Task brief: Reproduce the records. Keep every word exact and include no images.

Excerpts from an interface dataset
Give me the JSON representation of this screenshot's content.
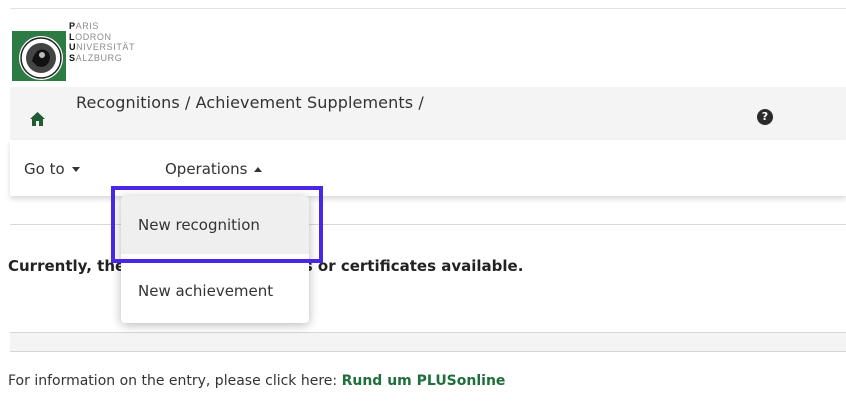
{
  "logo": {
    "lines": [
      {
        "initial": "P",
        "rest": "ARIS"
      },
      {
        "initial": "L",
        "rest": "ODRON"
      },
      {
        "initial": "U",
        "rest": "NIVERSITÄT"
      },
      {
        "initial": "S",
        "rest": "ALZBURG"
      }
    ],
    "icon": "university-seal-icon"
  },
  "breadcrumb": {
    "text": "Recognitions / Achievement Supplements  /",
    "home_icon": "home-icon",
    "help_icon": "help-icon",
    "help_glyph": "?"
  },
  "nav": {
    "goto_label": "Go to",
    "operations_label": "Operations"
  },
  "dropdown": {
    "items": [
      "New recognition",
      "New achievement"
    ]
  },
  "content": {
    "message": "Currently, there are no recognitions or certificates available.",
    "info_prefix": "For information on the entry, please click here: ",
    "info_link": "Rund um PLUSonline"
  },
  "colors": {
    "highlight": "#4a26e6",
    "link": "#1f6e3c",
    "home_icon": "#1f5c33"
  }
}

Output below:
Give me the JSON representation of this screenshot's content.
{
  "logo": {
    "lines": [
      {
        "initial": "P",
        "rest": "ARIS"
      },
      {
        "initial": "L",
        "rest": "ODRON"
      },
      {
        "initial": "U",
        "rest": "NIVERSITÄT"
      },
      {
        "initial": "S",
        "rest": "ALZBURG"
      }
    ],
    "icon": "university-seal-icon"
  },
  "breadcrumb": {
    "text": "Recognitions / Achievement Supplements  /",
    "home_icon": "home-icon",
    "help_icon": "help-icon",
    "help_glyph": "?"
  },
  "nav": {
    "goto_label": "Go to",
    "operations_label": "Operations"
  },
  "dropdown": {
    "items": [
      "New recognition",
      "New achievement"
    ]
  },
  "content": {
    "message": "Currently, there are no recognitions or certificates available.",
    "info_prefix": "For information on the entry, please click here: ",
    "info_link": "Rund um PLUSonline"
  },
  "colors": {
    "highlight": "#4a26e6",
    "link": "#1f6e3c",
    "home_icon": "#1f5c33"
  }
}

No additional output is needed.